I have been recently working on a number of PowerShell scripts which have several different “Functions” and found that I need to use variables that may have been previous set in a previous Function action. If a variable has been set in a function we are not able to just use the $Variable name in the following function so, as we don’t want to be prompting for the same information over and over again we can get around this issue by using Global Variables.

Example script without a global variable.

The following script shows that $accountname prompt has been specified in both functions increase the manual input require to action this script. This is an acceptable method if you wanted to be prompted but in a scripting scenario PowerShell can do a lot more to reduce the need for manual input.


Function Get-Mailbox {
$accountname = Read-Host -Prompt 'Please enter - Account Name'
Get-Mailbox -Name $AccountName
}

Function Set-Mailbox{
$accountname = Read-Host -Prompt 'Please enter - Account Name'
$password = Read-Host -Prompt 'Please enter - Password'
Set-Mailbox -Name $accountname -Password $password
}

Example script a global variable.

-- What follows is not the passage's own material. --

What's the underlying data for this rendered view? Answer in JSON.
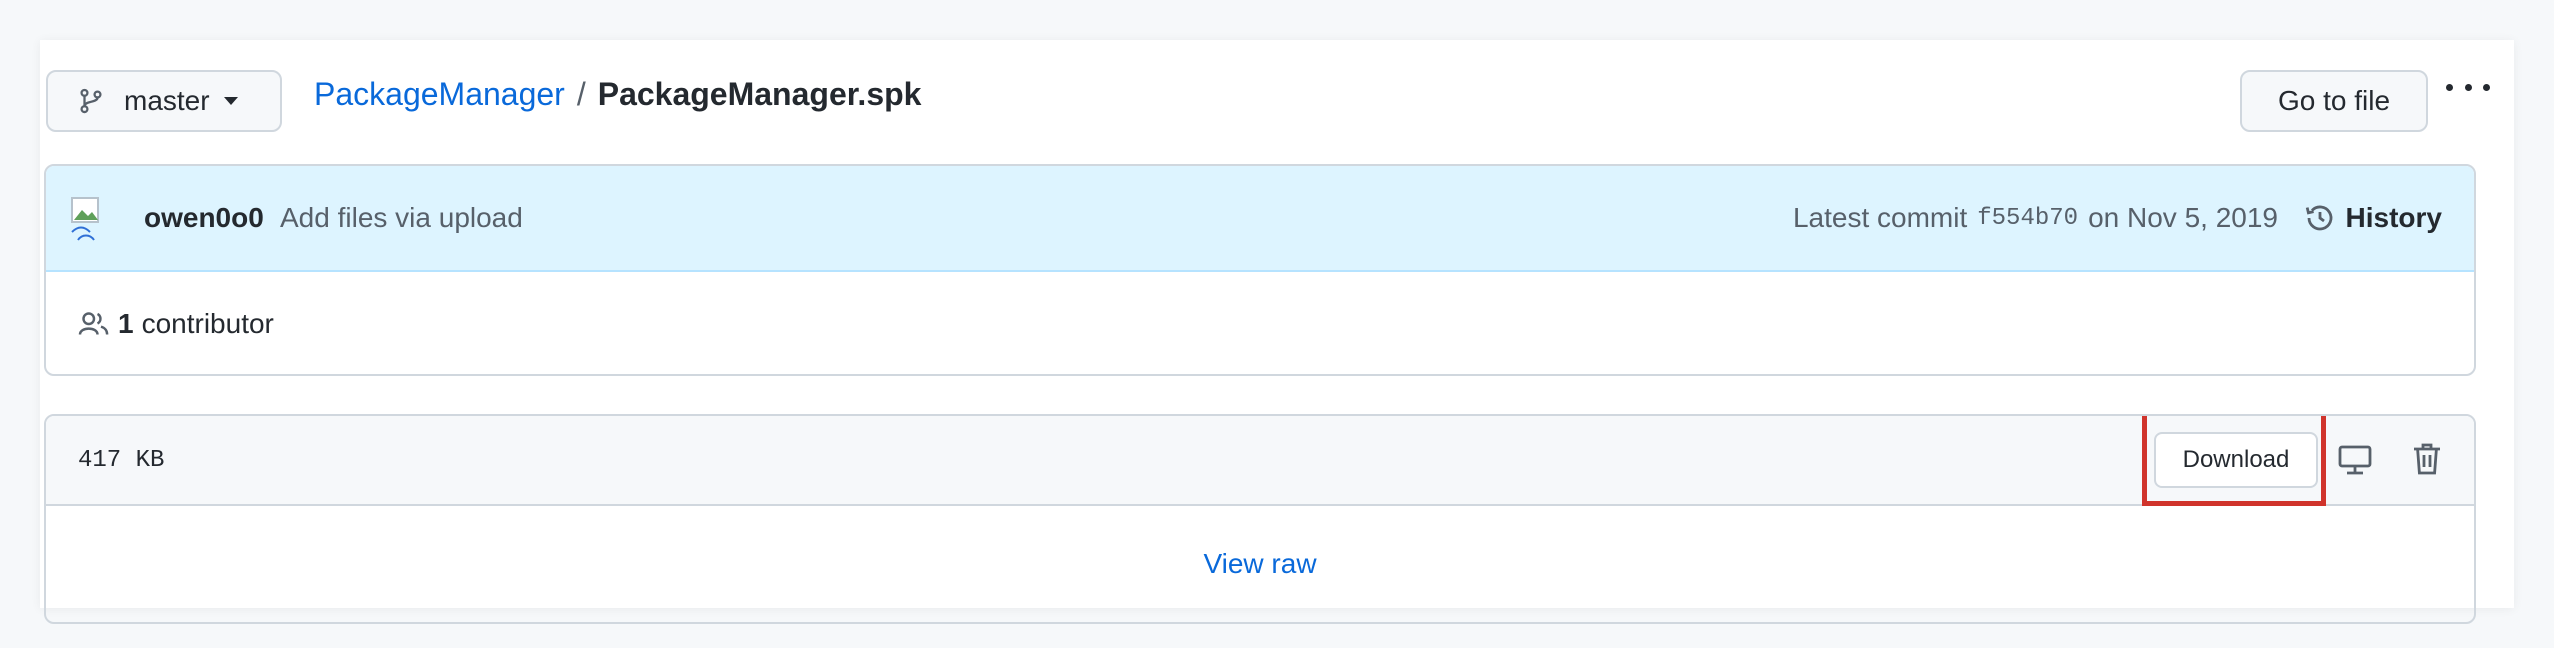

The following script is now using $Global:AccounName which sits outside of the Function blocks and looks at the $accountname variable when it has been specified or called into action. So any other functions within the script which require the $accountname variable will now be defined as $Global:AccountName as shown below.


$Global:AccountName = $accountname

Function Get-Mailbox {
$accountname = Read-Host -Prompt 'Please enter - Account Name'
Get-Mailbox -Name $AccountName
}

Function Set-Mailbox {
$password = Read-Host -Prompt 'Please enter - Password'
Set-Mailbox -Name $Global:AccountName -Password $password
}

This concludes how to use a Global Variable within your PowerShell script.

Remember: PowerShell is one of the most powerful tools available to all IT Professional and the best of it…. It’s FREE. It only requires you to launch the PowerShell Consoles whether that maybe PowerShell or PowerShell ISE. Start your PowerShell journey today and script actions you complete on a day to day basis to reduce the time and effort required.

Regards

The Author – Blogabout.Cloud